From a capital markets perspective, an expansion of the financial services centre just as several regional bourses join Emerging Market indices is logical too. More global investors and all the infrastructure they bring will be arriving in the region soon.
But the counter-intuitive factor is perhaps the most compelling. Dubai has made high ambition its hallmark. When Sheikh Mohammed’s father, Sheikh Rashid bin Saeed Al Maktoum, built the port facility at Jebel Ali, most commentators thought he had over-reached. Why would a tiny desert statelet require one of the largest commercial ports in the world? And why place it out about 50 kilometres from the city? But he was proved right, and the motto of “Build it and they will come” has been applied many times since. Dubai Mall, Dubai Airport, Emirates Airlines, The Palm and Burj Khalifa are all success stories that were initially greeted with the scratching of heads.

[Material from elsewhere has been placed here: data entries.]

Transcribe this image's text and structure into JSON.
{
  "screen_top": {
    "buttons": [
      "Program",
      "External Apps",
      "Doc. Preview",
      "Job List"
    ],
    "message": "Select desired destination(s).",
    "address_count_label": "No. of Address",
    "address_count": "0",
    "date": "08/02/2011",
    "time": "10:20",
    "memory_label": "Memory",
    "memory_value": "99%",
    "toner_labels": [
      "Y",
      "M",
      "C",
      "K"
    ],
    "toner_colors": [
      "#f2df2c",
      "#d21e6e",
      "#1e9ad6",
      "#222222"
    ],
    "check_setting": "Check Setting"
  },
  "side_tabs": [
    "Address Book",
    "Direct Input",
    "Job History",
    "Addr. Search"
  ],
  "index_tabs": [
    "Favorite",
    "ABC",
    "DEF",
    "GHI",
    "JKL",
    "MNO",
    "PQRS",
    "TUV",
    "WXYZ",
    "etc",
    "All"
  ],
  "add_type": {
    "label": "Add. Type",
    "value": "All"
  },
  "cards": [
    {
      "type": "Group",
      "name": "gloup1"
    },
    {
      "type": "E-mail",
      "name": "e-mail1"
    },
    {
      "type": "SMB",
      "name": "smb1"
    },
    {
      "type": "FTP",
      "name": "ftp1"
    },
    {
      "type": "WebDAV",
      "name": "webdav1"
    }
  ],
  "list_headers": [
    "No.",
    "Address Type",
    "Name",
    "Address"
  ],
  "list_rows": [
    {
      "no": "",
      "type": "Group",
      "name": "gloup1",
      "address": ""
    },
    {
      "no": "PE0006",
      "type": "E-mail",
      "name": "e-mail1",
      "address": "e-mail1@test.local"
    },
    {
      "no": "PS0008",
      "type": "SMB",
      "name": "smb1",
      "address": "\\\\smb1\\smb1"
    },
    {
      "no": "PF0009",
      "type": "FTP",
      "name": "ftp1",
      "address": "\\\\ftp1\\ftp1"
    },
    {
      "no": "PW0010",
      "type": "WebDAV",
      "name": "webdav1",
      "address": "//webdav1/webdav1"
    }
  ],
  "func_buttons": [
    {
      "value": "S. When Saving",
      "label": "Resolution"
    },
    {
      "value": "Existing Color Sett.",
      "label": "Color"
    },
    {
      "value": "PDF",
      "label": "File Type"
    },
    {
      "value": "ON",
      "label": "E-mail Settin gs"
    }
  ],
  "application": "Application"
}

And now Sheikh Mohammed has reached for the Dubai playbook once again. In the midst of a real estate slump, intense geopolitical challenges, and economic uncertainty, he has announced a huge expansion of the financial jewel in Dubai’s crown. Once again, sceptical voices have been raised, casting doubt on the logic of the move. But betting against Dubai’s ambition has proved to be an error in the past, and it may again prove to be a mistake.
So how should investors respond to the announcement?
Dubai’s stock market has endured a torrid time. It was among the world’s worst-performing markets in 2018, making shareowners around 25% poorer in twelve months. But Dubai’s financial centre is not actually a Dubai story at all. It is a hub for capital, and for the services that manage and deploy that capital for the whole region and beyond.
When the DIFC was launched, more than a decade ago, the chief criticism was that it was no more than another real estate play in a city full of speculative developments. But what DIFC has developed into is the Wall Street of the Gulf, the place of work of more than 20,000 professionals and home to more than 2,000 companies. It has become the established capital-raising and capital-servicing centre for a large part of the world, taking in Africa, Central Asia, and Eastern Europe as well as the Middle East.
Our guess is that this trend will continue, and that “DIFC 2.0” as the expansion is known, will continue to dominate the financial sector of an ever-larger sphere of influence. This is good news for the whole region. The region’s attractions will return once the current uncertainties have subsided, and investors will want to participate in the GCC story.
And when that tide turns, DIFC will be the magnet that attracts them, as was the case in the 2000’s. This is going to be good news for all markets in the region: it will help deepen the investor base, raise the standards of operations, and will be another factor driving the imperative for companies to invest in first-class investor relations.
DIFC 2.0 is part and parcel of the wider regional capital market story. And it is a story of long-term growth and opportunity.